These days, the cell phone is what keeps Salma Mousallem in close contact with family and friends back home and knowing they're continuing the protests in Cairo's streets keeps her where she's supposed to be -- studying at UC Berkeley.
"I can't tell you the amount of times I've just wanted to jump on a plane and go because I fell like this is my revolution," said Mousallem.
She was among the hundreds who packed a Cal discussion about Egypt's uprising. It was supposed to be a review on the events and protests so far, but the Thursday's news that President Hosni Mubarak handed over power to his vice president, but refused to step down is what was on most minds.
"Why should we trust the established regime to be responsible for a transition to democracy when they're the ones that held back democracy for 30 years?" said City College of New York professor Moustafa Bayoumi.
Organizers in Egypt are calling for even bigger protests on Friday. Berkeley's head of the Center for Middle Eastern Studies says what happens will be crucial.
"We don't know where this is going to go. It could go in any direction, it could continue to be violent or it could actually become very peaceful, if there is some kind of process," said UC Berkeley professor Nezar Alsayyad.
For Mousallem, a 25-year-old Egyptian, she remains inspired, especially by an aunt who has spent the last 10 days camping out in Tahrir Square.
"She says we're planning for 'the millionae,' one million tomorrow and we're staying in Tahrir Square until he leaves," said Mousallem.
She is inspired for the future and excited for whatever Friday brings.
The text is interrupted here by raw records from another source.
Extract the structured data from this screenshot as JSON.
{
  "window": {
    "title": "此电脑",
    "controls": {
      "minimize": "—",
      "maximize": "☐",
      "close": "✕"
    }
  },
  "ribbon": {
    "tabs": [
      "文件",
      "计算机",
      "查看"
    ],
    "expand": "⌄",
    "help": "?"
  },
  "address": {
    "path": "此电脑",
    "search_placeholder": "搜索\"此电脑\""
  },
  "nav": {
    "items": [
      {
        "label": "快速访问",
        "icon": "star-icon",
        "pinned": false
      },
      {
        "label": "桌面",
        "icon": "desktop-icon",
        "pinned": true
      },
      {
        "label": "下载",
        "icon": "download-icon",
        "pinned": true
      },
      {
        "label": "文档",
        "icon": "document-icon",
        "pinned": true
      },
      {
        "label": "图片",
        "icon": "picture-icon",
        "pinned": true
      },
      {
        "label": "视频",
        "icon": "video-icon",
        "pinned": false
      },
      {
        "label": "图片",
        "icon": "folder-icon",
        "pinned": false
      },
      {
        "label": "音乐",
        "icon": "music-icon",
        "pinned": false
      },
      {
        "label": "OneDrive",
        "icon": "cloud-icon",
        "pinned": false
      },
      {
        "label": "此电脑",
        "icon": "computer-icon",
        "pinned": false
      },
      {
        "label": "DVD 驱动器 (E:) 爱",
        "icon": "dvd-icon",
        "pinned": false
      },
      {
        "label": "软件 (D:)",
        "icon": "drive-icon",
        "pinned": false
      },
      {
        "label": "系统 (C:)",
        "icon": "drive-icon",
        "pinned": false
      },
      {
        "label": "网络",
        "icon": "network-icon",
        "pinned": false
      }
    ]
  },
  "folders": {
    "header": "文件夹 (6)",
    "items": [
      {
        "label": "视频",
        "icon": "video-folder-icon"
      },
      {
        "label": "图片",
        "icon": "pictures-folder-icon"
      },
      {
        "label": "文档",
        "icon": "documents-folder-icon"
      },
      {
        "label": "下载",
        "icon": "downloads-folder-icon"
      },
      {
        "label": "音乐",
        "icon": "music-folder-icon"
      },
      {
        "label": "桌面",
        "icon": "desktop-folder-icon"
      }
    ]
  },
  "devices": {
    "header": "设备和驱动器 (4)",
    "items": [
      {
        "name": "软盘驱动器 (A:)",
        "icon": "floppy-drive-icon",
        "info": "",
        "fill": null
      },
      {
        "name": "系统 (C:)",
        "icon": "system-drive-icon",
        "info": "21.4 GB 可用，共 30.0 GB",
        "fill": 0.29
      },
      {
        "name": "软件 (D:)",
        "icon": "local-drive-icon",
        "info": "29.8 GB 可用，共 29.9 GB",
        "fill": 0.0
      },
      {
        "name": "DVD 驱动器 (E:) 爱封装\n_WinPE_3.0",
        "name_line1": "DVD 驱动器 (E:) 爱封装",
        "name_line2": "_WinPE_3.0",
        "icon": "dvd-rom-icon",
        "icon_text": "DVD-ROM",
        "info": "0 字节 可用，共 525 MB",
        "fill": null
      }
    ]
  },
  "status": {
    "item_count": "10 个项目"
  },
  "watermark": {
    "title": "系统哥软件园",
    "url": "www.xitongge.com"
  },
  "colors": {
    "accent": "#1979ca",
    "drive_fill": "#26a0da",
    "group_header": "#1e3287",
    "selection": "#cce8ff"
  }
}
"Today has been really hard, especially all the buildup, so there was all of this positive news coming out that he was going to step down and I think everyone is just anticipating for tomorrow because tomorrow is going to be huge," said Mousallem.